Maybe I'm reading too much into this, but I'm pretty sure I'm not, if only because of the following sequence:

(click to enlarge . . . BOO!)

That's right, that's an artist's easel with a nice white piece of paper being attacked by the black lines. For me, that was a definite signal that Cloonan, Moon, Ba, and Lolos were telling a story that, yes, was about people confronting death, but also about their own fears as artists. We'll see how that plays out in issue two.

I highly recommend this book. It was enjoyable, well-crafted, and scary. The creators wrote on the inside back cover, "This comic was made out of our love for comics, our chosen form of art to reflect the themes and pathos of our world." That love for comics shines through in this excellent piece of work.

By the way, Pixu #1 had a limited print run of 1000, all copies are signed and numbered, and only are available at, so if you are interested in this, order one ASAP. Pixu #2, which concludes the series, is due out in September.


  1. I think you're totally on the money about the subtext of this comic (re: the black lines ov art death).

    "5" had a similar meta-thing going on about the creative impulse, about where people get ideas, all wrapped up in quick little stories.
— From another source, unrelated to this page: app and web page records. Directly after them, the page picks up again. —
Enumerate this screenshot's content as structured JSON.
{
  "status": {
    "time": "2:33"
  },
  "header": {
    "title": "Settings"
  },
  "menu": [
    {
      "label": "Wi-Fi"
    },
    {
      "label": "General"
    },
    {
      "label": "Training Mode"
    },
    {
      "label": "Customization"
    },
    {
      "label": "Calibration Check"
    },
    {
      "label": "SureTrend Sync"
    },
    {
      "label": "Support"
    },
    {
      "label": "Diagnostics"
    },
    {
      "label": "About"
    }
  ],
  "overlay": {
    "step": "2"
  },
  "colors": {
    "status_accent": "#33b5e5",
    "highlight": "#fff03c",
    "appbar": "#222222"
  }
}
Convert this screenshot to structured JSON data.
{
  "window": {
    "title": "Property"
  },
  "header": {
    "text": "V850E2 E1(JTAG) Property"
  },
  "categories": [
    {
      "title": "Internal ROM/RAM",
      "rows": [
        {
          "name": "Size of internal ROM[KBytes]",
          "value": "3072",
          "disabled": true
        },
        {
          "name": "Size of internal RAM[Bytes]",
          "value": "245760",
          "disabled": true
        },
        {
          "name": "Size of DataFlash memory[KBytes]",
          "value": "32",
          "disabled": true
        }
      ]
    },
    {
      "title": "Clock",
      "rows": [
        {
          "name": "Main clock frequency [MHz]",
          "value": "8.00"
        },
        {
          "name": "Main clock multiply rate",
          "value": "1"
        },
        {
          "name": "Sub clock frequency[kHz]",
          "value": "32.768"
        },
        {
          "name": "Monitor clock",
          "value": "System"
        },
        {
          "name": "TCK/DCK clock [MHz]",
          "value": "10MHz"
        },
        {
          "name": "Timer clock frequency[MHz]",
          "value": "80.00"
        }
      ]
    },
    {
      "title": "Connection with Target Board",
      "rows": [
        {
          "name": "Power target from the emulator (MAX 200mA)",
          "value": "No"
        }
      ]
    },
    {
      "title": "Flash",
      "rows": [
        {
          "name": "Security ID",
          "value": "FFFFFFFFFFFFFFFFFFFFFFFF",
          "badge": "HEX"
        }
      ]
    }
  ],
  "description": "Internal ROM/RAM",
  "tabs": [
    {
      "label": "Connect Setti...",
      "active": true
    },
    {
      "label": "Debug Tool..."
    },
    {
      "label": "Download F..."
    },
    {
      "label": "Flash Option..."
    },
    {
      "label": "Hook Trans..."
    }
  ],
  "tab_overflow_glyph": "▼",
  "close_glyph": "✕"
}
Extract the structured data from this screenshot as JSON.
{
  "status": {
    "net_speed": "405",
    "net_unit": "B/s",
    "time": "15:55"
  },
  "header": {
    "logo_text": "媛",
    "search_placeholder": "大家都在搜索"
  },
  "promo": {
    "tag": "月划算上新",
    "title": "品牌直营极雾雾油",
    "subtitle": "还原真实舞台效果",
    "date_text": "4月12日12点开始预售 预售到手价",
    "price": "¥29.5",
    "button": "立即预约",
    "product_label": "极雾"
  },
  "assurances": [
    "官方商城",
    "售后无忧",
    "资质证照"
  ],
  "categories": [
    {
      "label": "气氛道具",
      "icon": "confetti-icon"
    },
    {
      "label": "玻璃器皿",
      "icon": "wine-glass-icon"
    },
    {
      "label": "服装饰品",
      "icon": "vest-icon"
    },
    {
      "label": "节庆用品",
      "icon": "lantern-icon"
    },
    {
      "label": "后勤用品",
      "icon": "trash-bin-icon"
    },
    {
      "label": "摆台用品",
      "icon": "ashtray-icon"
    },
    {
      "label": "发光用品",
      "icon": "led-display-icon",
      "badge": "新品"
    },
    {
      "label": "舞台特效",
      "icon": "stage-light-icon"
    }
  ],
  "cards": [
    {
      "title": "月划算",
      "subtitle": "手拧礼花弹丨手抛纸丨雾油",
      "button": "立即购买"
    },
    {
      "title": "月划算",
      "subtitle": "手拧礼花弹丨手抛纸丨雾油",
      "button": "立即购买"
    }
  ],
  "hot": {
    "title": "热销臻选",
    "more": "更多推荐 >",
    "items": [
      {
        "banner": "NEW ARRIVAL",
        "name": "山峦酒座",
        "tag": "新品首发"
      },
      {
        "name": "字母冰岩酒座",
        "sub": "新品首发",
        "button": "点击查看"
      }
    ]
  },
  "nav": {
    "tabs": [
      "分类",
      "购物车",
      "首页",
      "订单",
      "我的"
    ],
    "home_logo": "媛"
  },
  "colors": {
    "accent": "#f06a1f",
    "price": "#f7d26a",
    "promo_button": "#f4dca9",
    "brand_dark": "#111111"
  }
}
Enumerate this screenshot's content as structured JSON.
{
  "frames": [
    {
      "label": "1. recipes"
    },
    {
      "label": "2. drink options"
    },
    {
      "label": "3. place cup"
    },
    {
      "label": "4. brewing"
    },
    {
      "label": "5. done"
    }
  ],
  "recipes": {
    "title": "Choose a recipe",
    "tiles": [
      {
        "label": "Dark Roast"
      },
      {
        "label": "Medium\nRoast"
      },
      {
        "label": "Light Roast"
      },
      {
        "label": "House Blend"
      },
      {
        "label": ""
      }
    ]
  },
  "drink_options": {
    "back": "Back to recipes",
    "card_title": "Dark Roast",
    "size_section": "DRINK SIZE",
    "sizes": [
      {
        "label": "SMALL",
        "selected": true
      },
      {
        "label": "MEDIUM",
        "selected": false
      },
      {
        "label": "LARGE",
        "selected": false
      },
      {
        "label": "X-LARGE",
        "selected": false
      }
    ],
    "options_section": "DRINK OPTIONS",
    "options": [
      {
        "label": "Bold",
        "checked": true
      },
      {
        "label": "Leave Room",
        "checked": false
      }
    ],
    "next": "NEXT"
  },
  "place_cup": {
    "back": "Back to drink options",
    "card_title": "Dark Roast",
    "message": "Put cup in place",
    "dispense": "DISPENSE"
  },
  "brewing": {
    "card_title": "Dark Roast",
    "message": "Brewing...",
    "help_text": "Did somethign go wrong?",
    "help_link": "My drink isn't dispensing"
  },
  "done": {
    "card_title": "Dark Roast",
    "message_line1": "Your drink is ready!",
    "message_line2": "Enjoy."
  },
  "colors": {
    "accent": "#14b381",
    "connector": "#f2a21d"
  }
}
I was pretty sure this would have something too, but I didn't have too much of an opportunity to look when my copy arrived yesterday

    That bit in the back about "themes and pathos of our world" was calling out to me that there's something deeper here, and you nailed it. There seems to be a cartoonists paranoia about inking ('cause that's perminant!) and making mistakes drawn out into a larger metaphorical narrative about mistakes and life and death.


    yo' ma

    most excellent!